The Detroit 3 automakers are not yet mandating vaccines for thousands of unionized workers even as they said in a joint statement with the UAW on Tuesday that they will extend requirements for workers to wear masks at work sites.

General Motors, Ford Motor Co., Chrysler-parent Stellantis and the UAW said they have agreed that unionized auto workers will be asked to report vaccination status on a voluntary basis, but not as a requirement. They also agreed to continue mask requirements at work sites.

The White House wants employers to mandate vaccinations.

Labor Department rules issued Nov. 5 requiring all companies with 100 or more employees to mandate vaccines or regular testing by Jan. 4 for nearly all employees have been put on hold by a federal appeals court. On Tuesday, the Biden administration asked a court to lift the stay.

“Vaccination requirements work. They’re implementable without disruptions.
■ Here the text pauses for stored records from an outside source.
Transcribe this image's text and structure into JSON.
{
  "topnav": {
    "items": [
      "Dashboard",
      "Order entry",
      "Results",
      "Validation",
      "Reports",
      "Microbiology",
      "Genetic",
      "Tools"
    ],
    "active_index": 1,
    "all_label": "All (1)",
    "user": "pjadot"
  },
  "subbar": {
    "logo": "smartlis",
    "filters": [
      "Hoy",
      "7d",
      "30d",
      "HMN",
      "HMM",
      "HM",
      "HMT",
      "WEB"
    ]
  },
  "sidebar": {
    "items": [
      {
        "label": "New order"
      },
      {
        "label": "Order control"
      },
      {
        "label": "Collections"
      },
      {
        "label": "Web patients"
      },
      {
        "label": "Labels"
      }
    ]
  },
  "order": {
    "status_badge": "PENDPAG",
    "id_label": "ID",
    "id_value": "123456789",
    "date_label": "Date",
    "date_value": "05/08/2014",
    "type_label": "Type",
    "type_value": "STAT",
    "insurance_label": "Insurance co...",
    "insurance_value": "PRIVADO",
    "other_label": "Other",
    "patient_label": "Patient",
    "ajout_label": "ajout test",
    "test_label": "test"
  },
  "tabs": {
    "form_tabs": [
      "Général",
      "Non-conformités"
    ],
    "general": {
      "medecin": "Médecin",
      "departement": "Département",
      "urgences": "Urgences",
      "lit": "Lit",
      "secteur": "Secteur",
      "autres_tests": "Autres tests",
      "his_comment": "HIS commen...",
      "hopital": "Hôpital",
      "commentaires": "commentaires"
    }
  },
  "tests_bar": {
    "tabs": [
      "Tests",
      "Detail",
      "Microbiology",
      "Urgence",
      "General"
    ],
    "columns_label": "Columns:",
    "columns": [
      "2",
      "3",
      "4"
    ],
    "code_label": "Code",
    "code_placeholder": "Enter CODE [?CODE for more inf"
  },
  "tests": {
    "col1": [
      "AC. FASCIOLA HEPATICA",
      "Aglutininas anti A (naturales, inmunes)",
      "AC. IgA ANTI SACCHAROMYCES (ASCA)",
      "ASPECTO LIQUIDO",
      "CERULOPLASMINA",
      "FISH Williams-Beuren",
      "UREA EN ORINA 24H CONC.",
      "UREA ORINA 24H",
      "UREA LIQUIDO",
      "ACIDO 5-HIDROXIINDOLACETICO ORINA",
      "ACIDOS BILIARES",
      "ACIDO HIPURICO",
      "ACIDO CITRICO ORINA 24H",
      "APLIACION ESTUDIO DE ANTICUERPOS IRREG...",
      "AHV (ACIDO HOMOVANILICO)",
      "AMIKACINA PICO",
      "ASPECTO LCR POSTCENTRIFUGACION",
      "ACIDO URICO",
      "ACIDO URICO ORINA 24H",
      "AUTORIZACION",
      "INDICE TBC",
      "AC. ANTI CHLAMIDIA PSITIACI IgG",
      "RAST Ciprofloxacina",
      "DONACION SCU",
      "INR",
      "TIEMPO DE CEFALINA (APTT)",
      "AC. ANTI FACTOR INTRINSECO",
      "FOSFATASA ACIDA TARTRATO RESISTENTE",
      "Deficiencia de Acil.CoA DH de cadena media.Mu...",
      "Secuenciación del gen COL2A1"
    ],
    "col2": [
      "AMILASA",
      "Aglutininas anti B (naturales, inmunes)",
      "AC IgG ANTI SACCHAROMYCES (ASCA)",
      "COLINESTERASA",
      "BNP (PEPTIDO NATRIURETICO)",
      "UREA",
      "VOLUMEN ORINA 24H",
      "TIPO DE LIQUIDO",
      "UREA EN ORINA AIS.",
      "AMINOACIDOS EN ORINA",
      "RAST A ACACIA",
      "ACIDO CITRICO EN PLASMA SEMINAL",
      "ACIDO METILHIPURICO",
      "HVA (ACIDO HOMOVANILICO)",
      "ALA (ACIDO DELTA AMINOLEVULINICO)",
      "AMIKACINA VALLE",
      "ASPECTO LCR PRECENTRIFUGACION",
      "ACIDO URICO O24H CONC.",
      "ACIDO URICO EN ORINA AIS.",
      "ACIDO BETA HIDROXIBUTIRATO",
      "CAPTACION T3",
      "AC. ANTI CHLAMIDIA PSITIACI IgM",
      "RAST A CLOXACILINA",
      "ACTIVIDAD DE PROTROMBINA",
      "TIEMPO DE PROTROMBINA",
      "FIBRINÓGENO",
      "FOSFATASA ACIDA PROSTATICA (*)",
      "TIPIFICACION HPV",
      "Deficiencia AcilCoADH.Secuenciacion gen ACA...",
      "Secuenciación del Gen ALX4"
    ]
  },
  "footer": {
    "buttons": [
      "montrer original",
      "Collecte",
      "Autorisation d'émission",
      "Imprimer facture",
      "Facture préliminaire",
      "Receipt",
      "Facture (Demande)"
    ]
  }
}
And they boost — they boost dramatically vaccination rates,” White House COVID-19 response coordinator Jeff Zients said on Monday.

“In addition to encouraging members to disclose their vaccination status, the (Detroit 3 and UAW) Task Force continues to urge all members, coworkers, and their families to get vaccinated and get booster vaccinations against COVID-19, while understanding that there are personal reasons that may prevent some members from being vaccinated, such as health issues or religious beliefs,” the joint statement said.

“After reviewing the status of CDC and OSHA guidelines, the Task Force also decided it is in the best interest of worker safety to continue masks in all worksites at this time.”

Union resistance

The UAW has resisted suggestions it agree to vaccine mandates.

UAW President Ray Curry in September told members that “until the various rules described above are finalized, the UAW’s bargaining position continues to be that vaccination is strongly encouraged, but a personal choice.”

Biden has worked hard to win the autoworkers’ support, in part because UAW members are crucial to winning elections in Michigan and other Midwestern states.

But the UAW’s reluctance to support vaccination mandates reflects a broader resistance among many unions to the Biden administration’s policies.

Required for salaried workers

Last week, Stellantis said it would require all of its 14,000 U.S. salaried non-union employees to be fully vaccinated against COVID-19 by Jan. 5, as it prepares for a phased reopening of its U.S. offices next year.

Most, but not all, of the salaried workforce of U.S. automakers is not unionized.

Nearly 80 percent of its salaried non-union U.S. workforce self-reported that they are fully vaccinated, Stellantis said.

Earlier this month, Ford said it would require most of its 32,000-strong U.S. salaried workforce to be vaccinated.

The second largest U.S. automaker earlier this month said more than 84 percent of U.S. salaried employees already are vaccinated.

Ford said earlier it was still evaluating its policy for “manufacturing locations, parts depots and Ford Credit, including analyzing federal and collective bargaining requirements.”

GM, Ford and Stellantis said last month they would mandate vaccines for all autoworkers in Canada. GM declined to say Friday if it would require vaccines for U.S. salaried employees.

Canadian union Unifor has faced similar dilemmas after initally supporting vaccination mandates. Unifor later asked the automakers to delay implementation of such policies.

Automotive News contributed to this report.

 

By Mistas